"Today the Texas House gave initial approval to Senate Bill 1504, which would fundamentally change our state's obligations to dispose of low-level radioactive waste from the Texas Compact -- Texas and Vermont -- by opening up the site in Andrews County to imports from other states. This legislation, if finally passed, will effectively turn Texas into the nation's radioactive waste disposal site. While the bill's authors, Sen. Kel Seliger and Rep. Trey Lewis, added several good provisions, the bill will help one company earn record profits from radioactive waste disposal while Texas taxpayers bear the liability and future clean-up of the site. The good provisions added to the originally filed bill include a review of financial assurance, a study of the capacity of the site to take wastes from more states than just Texas and Vermont, and a change advocated by Sierra Club to require the operator to obtain a license amendment before waste imports may begin.

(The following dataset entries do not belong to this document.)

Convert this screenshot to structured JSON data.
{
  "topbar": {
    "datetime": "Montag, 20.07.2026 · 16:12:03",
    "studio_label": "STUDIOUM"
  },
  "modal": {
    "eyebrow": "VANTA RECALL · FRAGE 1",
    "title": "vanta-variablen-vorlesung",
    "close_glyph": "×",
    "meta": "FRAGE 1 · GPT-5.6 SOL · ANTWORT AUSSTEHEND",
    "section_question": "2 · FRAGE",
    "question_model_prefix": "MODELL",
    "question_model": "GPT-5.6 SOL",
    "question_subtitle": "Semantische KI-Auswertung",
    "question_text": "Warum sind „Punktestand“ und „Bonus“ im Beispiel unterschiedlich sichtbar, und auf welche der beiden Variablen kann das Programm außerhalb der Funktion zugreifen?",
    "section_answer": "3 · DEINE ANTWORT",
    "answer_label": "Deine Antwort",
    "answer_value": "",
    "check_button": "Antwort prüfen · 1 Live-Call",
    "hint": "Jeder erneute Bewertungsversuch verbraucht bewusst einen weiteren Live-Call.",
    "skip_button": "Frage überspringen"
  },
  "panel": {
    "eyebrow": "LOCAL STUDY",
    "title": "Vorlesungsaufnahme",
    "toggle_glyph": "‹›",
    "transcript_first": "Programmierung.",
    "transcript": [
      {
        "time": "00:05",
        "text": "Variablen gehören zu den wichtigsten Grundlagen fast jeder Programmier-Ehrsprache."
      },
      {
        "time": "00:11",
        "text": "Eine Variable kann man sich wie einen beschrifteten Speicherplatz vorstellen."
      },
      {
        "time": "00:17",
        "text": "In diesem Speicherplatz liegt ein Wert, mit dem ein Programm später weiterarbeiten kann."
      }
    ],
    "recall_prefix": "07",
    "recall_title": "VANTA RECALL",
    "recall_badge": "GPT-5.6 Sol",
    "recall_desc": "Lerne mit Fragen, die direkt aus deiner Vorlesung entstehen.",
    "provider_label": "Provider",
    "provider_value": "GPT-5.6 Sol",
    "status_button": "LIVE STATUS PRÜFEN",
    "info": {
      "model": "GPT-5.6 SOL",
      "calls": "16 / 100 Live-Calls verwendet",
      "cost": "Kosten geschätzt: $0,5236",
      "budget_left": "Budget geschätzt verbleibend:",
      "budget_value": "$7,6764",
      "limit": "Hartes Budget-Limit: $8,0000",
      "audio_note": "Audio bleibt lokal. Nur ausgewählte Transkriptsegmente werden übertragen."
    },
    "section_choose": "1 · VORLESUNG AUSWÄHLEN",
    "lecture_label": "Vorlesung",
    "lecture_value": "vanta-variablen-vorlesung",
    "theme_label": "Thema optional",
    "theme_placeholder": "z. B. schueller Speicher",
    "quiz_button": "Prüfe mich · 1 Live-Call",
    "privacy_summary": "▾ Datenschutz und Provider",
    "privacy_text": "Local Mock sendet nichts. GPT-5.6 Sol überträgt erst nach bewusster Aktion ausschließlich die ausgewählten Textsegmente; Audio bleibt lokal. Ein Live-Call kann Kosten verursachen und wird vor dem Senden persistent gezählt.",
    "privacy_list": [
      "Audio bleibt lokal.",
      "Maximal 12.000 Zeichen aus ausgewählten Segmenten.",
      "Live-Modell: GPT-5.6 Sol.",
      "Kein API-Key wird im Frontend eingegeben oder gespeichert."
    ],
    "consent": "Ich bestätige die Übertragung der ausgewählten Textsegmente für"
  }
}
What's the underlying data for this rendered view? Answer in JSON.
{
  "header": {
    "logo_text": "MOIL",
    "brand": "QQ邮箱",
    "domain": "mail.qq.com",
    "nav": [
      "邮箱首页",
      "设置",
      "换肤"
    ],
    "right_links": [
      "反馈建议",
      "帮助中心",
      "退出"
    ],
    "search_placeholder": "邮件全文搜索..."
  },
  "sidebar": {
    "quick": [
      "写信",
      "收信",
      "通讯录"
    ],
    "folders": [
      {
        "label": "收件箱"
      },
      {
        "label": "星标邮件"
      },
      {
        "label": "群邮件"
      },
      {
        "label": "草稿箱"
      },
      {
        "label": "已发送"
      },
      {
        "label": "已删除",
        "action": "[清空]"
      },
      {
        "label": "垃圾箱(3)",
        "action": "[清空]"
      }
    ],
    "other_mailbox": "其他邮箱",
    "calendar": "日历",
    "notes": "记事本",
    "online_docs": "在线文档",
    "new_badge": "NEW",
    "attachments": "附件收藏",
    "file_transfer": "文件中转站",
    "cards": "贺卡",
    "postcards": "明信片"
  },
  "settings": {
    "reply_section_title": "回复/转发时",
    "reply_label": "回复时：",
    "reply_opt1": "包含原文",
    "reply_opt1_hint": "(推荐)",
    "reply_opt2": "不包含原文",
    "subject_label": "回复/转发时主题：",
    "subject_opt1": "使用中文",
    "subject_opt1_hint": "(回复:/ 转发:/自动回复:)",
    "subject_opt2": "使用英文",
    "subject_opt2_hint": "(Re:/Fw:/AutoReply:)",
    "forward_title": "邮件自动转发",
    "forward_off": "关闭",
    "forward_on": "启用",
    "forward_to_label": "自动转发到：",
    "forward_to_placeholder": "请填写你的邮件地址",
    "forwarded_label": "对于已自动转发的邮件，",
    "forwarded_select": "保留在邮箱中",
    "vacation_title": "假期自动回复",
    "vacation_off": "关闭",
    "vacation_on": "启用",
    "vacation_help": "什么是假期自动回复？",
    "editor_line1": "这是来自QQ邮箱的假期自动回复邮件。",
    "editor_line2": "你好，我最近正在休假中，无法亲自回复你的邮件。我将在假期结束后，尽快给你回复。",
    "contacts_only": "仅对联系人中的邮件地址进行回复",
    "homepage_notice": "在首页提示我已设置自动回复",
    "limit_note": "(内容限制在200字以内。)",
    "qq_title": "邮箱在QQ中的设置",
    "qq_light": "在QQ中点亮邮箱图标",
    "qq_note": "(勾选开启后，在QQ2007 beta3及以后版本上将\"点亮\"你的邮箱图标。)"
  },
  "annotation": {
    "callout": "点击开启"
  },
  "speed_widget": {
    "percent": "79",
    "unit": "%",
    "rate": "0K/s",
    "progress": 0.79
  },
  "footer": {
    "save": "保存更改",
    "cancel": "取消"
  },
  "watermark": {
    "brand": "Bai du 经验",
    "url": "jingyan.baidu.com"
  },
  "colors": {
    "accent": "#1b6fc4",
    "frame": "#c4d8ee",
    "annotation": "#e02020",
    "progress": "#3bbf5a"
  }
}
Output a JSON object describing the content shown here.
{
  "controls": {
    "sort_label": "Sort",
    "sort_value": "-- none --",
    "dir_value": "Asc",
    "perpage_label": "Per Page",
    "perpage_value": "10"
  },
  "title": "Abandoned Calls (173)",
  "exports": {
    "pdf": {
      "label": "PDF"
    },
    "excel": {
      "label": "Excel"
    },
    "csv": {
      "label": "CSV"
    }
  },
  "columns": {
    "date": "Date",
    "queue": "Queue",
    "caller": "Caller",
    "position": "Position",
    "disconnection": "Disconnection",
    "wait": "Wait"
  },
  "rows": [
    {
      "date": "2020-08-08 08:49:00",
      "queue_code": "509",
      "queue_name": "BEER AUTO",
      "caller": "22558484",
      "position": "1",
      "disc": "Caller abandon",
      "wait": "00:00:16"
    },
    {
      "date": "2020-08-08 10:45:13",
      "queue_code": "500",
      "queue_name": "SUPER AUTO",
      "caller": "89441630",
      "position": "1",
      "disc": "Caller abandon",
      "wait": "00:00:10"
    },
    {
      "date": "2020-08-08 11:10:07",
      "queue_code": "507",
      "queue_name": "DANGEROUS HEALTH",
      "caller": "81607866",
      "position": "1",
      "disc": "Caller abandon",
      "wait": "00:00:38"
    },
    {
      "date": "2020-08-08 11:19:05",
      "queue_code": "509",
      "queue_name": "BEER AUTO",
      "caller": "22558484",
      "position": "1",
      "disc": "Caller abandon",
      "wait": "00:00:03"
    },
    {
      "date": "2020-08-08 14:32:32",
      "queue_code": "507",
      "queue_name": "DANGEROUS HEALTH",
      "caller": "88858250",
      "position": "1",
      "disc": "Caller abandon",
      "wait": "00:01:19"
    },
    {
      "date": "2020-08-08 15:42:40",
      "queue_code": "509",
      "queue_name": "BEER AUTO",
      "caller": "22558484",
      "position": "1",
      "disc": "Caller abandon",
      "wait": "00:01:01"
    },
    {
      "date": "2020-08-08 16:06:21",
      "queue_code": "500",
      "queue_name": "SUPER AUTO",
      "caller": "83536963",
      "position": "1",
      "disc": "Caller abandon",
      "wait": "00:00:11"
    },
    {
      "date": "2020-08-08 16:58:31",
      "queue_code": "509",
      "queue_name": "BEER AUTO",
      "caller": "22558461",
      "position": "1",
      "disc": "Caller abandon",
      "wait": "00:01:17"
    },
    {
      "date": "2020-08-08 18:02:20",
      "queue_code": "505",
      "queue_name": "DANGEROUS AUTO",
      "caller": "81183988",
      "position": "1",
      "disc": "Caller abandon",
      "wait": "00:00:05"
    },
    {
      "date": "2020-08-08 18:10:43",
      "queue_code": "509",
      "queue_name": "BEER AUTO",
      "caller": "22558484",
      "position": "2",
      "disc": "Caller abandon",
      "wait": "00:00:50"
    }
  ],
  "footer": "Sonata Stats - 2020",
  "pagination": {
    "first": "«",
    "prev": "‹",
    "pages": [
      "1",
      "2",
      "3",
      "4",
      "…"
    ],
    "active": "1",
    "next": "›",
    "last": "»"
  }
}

"Despite other good amendments proposed on the House floor today - an amendment by Rep. Harvey Hildebran on a review of the surcharge on out-of-compact wastes and a cap on profits, an amendment by Rep. Pete Gallego to study the transportation impacts of the imported waste, and an amendment by Rep. Jose Menendez to require the capacity study before any waste imports could occur - the author and a majority of House members refused to improve the bill with those proposed changes. At the end of the day, the profits of one company - Waste Control Specialists - won out over common sense and the health and safety of Texans."